On Two-Year Anniversary of Ukraine Invasion, CWS Honors the Lost and Displaced, Celebrates our New Neighbors

February 27, 2024

Washington, D.C.—Church World Service today marked the two-year anniversary of the Russian invasion of Ukraine, by renewing its pledge to stand with the Ukrainian people—including those still living bravely in their country, and those forced from their homes. Over the past two years, millions upon millions of Ukrainians have sought refuge in North America and in Europe, many have built new lives as our neighbors, many still seek to one day return to their homeland. CWS resolutely stands in support of them all. 

Shortly after the invasion, CWS created a front-line receiving program to welcome Ukrainian families in Moldova, worked with the U.S. government to facilitate temporary protections and permanent solutions, and reinforced partnerships with American communities to aid the Ukrainian people during this terrible time. CWS network offices and its affiliates continue to provide needed services to those arriving in the United States—including through language services, access to housing, receiving medical and mental healthcare access, and employment aid. 

“For two years we have watched the innocent being displaced, mourned the loss of life, and joined with people of many nations and creeds in the hopes of peace. During this time of upheaval, however, we have also seen the best of humanity through those that have opened their homes and hearts to the displaced, but, most importantly, through strength of the women, men, and children of Ukraine that now live alongside us,” said George Devendorf, Senior Director for External Affairs at CWS. “From the border of Moldova, where we embrace the displaced fleeing the front lines, to our congregational partners forming welcoming committees in towns and cities across America, Ukrainians have been met with compassion, support, and resolve.”

Through our local partnerships in Moldova, CWS has reached over 15,000 refugees and host community members with supplies for daily survival, including food, hygiene, winter, and school supplies, in addition to longer-term support through education, psychosocial, psychological, livelihoods, and medical services, and legal counsel. As needs stretch into the longer term, our focus continues to be supporting the most vulnerable and marginalized groups in this crisis: women, children, and Roma refugees.

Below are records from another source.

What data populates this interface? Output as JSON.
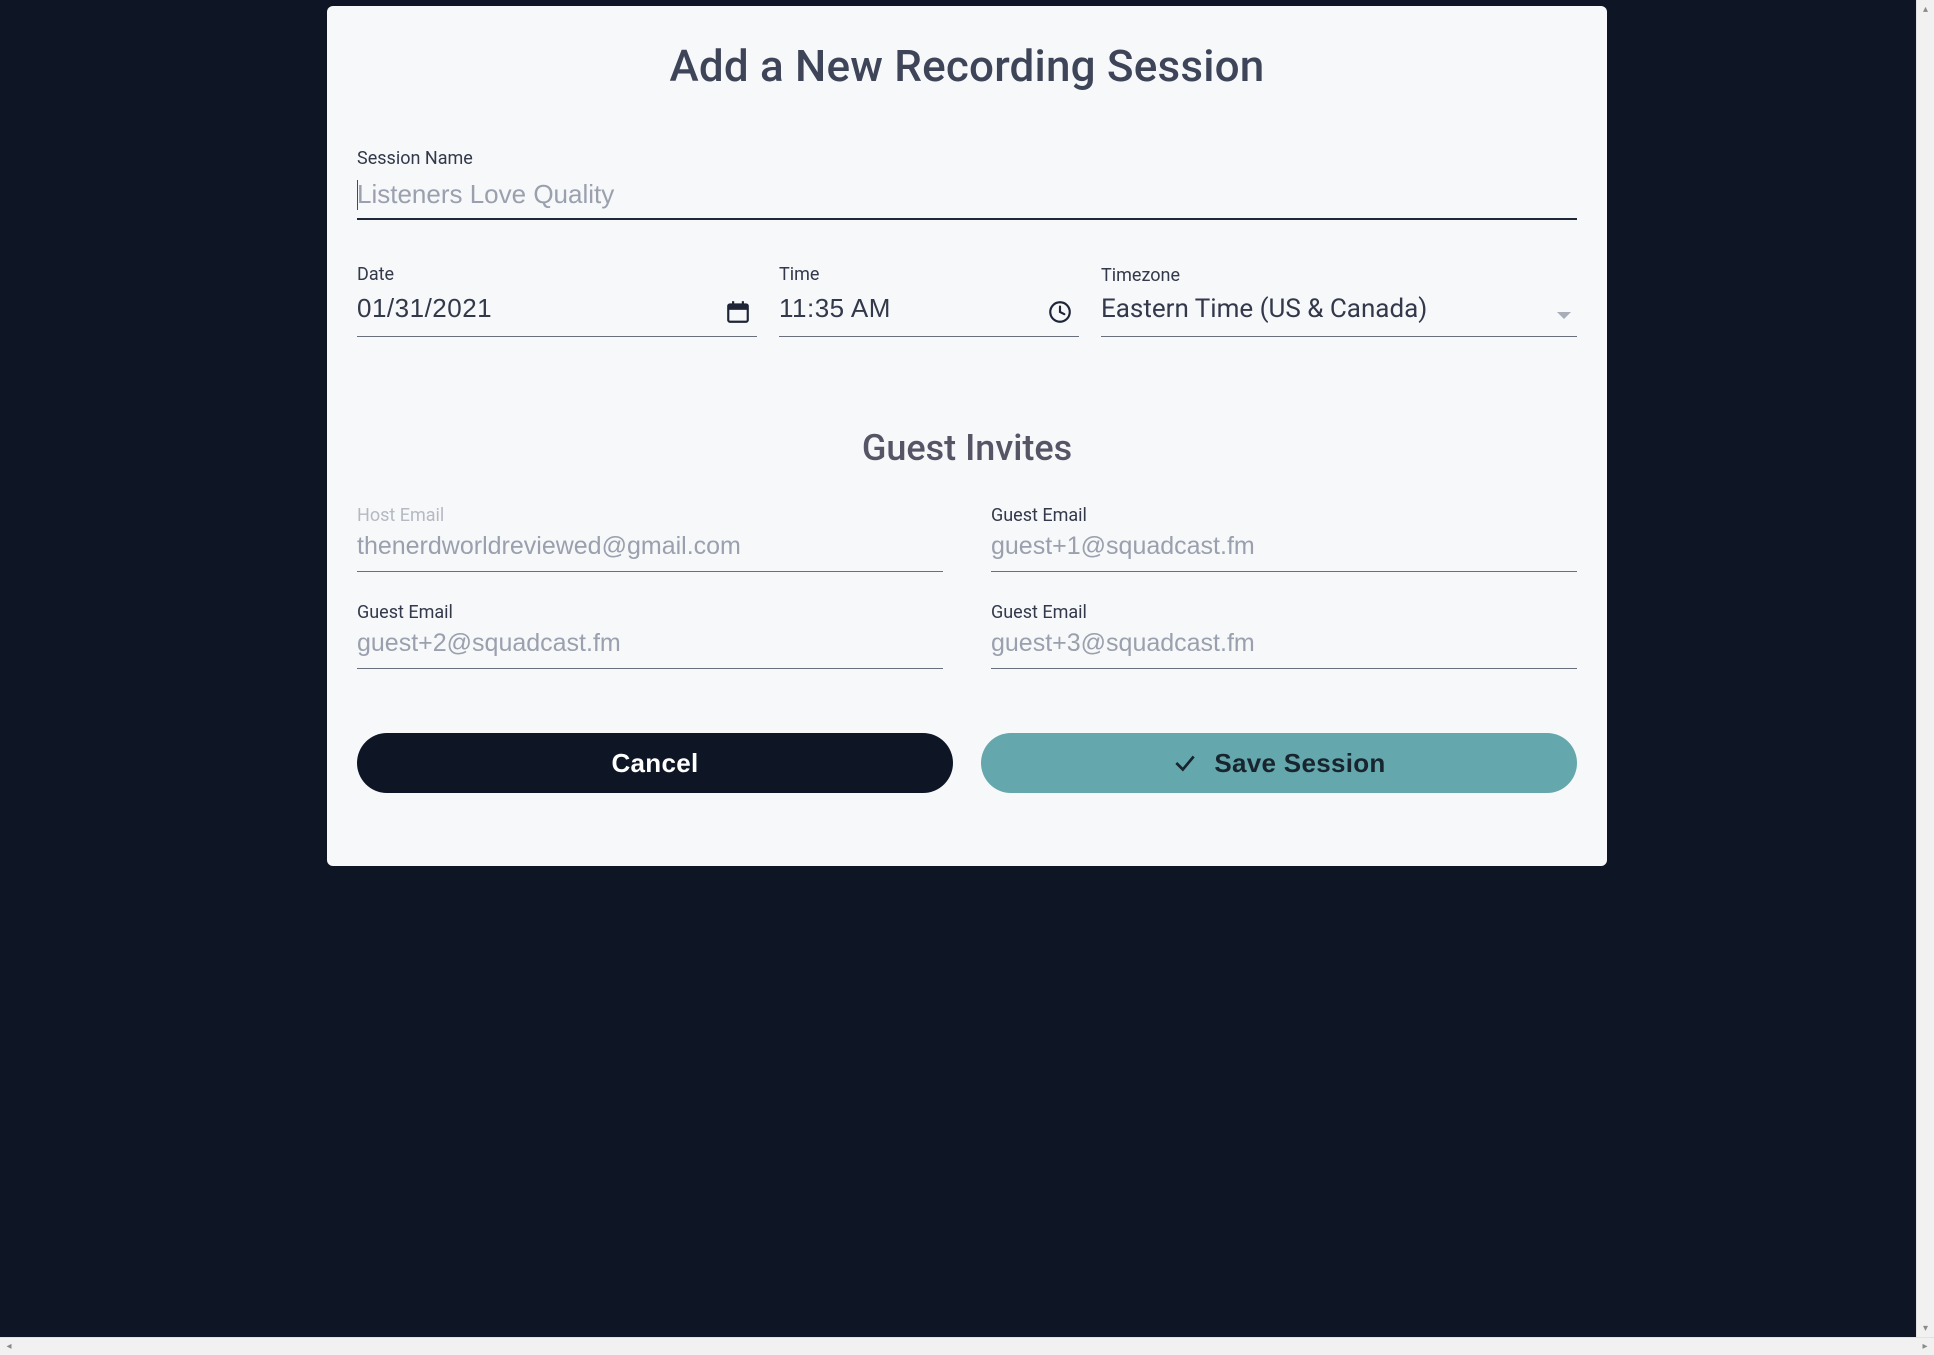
{
  "modal": {
    "title": "Add a New Recording Session"
  },
  "session_name": {
    "label": "Session Name",
    "value": "",
    "placeholder": "Listeners Love Quality"
  },
  "date": {
    "label": "Date",
    "value": "01/31/2021"
  },
  "time": {
    "label": "Time",
    "value": "11:35 AM"
  },
  "timezone": {
    "label": "Timezone",
    "selected": "Eastern Time (US & Canada)"
  },
  "guests": {
    "heading": "Guest Invites",
    "host": {
      "label": "Host Email",
      "value": "thenerdworldreviewed@gmail.com"
    },
    "guest1": {
      "label": "Guest Email",
      "placeholder": "guest+1@squadcast.fm",
      "value": ""
    },
    "guest2": {
      "label": "Guest Email",
      "placeholder": "guest+2@squadcast.fm",
      "value": ""
    },
    "guest3": {
      "label": "Guest Email",
      "placeholder": "guest+3@squadcast.fm",
      "value": ""
    }
  },
  "buttons": {
    "cancel": "Cancel",
    "save": "Save Session"
  }
}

Shortly after the conflict began, President Biden committed to welcome at least 100,000 people fleeing Ukraine. In April 2022, the administration announced the Uniting for Ukraine program. Under this program, people who have fled the conflict in Ukraine are eligible for humanitarian parole, a temporary status that allows beneficiaries to stay in the U.S. for up to two years. Individuals applying to travel to the U.S. through this program must have a U.S.-based sponsor, who can be a group or individual in the U.S. who commits to supporting the beneficiary after they arrive in the country. Displaced populations fleeing Ukraine have also entered the United States at the southern border. 

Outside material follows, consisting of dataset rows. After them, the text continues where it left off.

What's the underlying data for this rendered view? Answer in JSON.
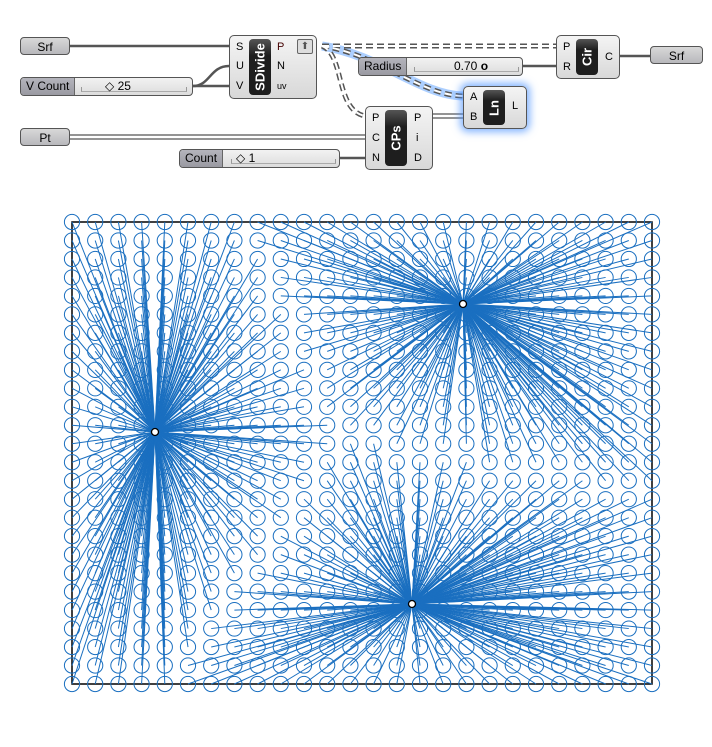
{
  "canvas": {
    "srf_in": {
      "label": "Srf"
    },
    "v_count": {
      "label": "V Count",
      "value": "25"
    },
    "sdivide": {
      "name": "SDivide",
      "inputs": [
        "S",
        "U",
        "V"
      ],
      "outputs": [
        "P",
        "N",
        "uv"
      ],
      "icon": "arrow-up-icon"
    },
    "pt": {
      "label": "Pt"
    },
    "count": {
      "label": "Count",
      "value": "1"
    },
    "cps": {
      "name": "CPs",
      "inputs": [
        "P",
        "C",
        "N"
      ],
      "outputs": [
        "P",
        "i",
        "D"
      ]
    },
    "radius": {
      "label": "Radius",
      "value": "0.70"
    },
    "cir": {
      "name": "Cir",
      "inputs": [
        "P",
        "R"
      ],
      "outputs": [
        "C"
      ]
    },
    "ln": {
      "name": "Ln",
      "inputs": [
        "A",
        "B"
      ],
      "outputs": [
        "L"
      ],
      "selected": true
    },
    "srf_out": {
      "label": "Srf"
    }
  },
  "viewport": {
    "u_divisions": 25,
    "v_divisions": 25,
    "circle_radius": 0.7,
    "closest_count": 1,
    "geometry_color": "#1a6fc0",
    "boundary_color": "#000000"
  }
}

Congress then authorized certain refugee resettlement benefits for Ukrainians arriving with humanitarian parole, such as medical assistance, job training, help enrolling children in schools, and other case management support. But Congress has failed to extend authorization for these benefits for those arriving after September 30, 2023, cutting off tens of thousands of Ukrainians and placing individuals we have pledged to protect at risk. CWS now urges Congress to reauthorize protections for newly arriving Ukrainians and calls on the administration to ensure this population has an efficient re-parole process to ensure continuity of status, work authorization, and access to services.

As CWS marks these past two years for Ukraine, the organization additionally calls on our national leaders to extend the same protections to other vulnerable populations around the globe. This includes fulfilling its promises to Afghans left behind by continuing relocation efforts for Afghans overseas, creating a designated parole program for Afghan nationals, and enacting an Afghan Adjustment Act. Additionally, CWS urges President Biden to utilize and strengthen the U.S. resettlement program—and extend similar protections to other at-risk refugees, particularly those who have been languishing in the referral pipeline such as Eritreans, Rohingya, Syrians, and others.

For more information, or to speak with Devendorf, contact media@cwsglobal.org